Collected data
#####
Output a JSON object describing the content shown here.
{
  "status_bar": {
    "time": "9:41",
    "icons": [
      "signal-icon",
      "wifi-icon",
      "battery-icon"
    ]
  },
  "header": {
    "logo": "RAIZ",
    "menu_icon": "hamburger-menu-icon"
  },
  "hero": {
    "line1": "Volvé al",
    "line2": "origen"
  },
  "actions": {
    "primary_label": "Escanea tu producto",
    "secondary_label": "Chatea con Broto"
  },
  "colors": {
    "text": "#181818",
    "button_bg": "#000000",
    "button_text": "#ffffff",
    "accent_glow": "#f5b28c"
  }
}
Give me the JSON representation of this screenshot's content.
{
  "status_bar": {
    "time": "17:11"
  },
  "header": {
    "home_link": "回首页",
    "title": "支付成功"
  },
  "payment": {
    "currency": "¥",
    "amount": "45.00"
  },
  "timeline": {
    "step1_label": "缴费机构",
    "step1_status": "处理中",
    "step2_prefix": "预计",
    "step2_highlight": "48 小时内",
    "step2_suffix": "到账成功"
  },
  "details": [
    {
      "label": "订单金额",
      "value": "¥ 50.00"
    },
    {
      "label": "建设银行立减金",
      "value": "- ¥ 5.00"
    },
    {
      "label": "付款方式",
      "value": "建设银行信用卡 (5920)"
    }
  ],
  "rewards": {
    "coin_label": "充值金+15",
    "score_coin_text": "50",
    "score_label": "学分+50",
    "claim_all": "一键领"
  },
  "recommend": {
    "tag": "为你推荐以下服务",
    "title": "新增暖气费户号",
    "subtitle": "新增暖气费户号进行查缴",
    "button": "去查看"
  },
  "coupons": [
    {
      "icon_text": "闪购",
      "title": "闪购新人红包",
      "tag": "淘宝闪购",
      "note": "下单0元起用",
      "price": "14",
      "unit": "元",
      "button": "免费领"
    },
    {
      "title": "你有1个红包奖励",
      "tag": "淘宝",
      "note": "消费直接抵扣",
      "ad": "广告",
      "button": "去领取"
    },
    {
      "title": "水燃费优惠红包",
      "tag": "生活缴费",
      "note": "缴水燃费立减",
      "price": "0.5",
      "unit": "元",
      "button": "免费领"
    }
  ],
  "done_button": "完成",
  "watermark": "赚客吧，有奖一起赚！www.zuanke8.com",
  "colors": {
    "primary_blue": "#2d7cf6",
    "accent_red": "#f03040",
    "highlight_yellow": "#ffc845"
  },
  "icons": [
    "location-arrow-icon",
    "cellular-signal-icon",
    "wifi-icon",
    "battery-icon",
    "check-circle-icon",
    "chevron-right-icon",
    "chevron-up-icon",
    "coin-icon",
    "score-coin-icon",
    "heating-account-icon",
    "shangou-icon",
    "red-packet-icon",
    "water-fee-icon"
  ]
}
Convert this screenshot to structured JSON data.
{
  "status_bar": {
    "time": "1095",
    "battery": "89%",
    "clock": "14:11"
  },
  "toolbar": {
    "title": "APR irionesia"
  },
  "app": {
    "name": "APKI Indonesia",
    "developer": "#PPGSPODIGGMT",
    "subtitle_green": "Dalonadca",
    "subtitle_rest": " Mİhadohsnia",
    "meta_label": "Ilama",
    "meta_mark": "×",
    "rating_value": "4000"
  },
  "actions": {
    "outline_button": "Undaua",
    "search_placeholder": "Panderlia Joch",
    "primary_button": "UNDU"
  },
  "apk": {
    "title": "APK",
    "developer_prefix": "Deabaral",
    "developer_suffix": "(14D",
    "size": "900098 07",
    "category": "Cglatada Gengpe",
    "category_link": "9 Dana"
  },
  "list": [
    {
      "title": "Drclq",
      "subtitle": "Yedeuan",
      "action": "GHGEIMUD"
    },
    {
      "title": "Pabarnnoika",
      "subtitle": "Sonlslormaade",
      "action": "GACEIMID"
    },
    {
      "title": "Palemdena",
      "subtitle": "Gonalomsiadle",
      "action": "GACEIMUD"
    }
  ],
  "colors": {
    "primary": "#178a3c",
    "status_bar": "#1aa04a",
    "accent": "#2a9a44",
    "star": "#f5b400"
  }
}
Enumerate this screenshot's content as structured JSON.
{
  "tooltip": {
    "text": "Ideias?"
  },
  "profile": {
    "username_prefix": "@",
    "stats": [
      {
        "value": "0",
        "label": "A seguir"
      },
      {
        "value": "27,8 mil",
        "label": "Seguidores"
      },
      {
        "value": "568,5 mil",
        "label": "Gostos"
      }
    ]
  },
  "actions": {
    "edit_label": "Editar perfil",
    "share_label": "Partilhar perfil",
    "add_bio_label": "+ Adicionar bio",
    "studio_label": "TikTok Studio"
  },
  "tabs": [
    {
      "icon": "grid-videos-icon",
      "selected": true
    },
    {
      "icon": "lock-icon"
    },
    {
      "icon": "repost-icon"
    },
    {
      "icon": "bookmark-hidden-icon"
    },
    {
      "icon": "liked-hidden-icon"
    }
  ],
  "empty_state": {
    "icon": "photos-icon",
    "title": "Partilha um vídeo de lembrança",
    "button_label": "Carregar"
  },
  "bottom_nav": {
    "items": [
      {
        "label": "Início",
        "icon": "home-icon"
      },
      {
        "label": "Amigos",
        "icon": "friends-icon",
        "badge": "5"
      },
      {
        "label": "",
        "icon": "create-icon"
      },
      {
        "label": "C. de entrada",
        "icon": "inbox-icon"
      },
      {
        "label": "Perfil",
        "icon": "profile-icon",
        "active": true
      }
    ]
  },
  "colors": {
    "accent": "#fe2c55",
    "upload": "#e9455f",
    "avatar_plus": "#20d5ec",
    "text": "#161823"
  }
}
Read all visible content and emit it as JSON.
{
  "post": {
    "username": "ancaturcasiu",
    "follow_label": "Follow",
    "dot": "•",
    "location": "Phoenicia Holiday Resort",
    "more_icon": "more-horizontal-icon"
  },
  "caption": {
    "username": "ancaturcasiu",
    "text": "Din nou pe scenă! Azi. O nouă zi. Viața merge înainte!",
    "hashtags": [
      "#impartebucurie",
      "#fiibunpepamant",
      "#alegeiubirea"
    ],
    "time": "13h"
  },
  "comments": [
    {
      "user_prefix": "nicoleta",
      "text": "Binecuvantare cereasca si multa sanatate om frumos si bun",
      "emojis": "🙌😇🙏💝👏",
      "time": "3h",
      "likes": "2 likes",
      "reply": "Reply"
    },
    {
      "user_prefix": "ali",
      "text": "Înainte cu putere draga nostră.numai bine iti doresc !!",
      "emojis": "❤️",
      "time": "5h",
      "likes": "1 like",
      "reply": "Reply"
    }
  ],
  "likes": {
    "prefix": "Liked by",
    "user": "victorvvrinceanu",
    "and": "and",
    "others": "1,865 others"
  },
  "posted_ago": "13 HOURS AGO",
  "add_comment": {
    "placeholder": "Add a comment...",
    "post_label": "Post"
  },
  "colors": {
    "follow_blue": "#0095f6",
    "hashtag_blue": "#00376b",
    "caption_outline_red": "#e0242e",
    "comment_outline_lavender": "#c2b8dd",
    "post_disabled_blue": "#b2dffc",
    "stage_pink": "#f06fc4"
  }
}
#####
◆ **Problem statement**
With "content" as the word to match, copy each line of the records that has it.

◆ **Answer space**
Output a JSON object describing the content shown here.
Give me the JSON representation of this screenshot's content.
Enumerate this screenshot's content as structured JSON.
Read all visible content and emit it as JSON.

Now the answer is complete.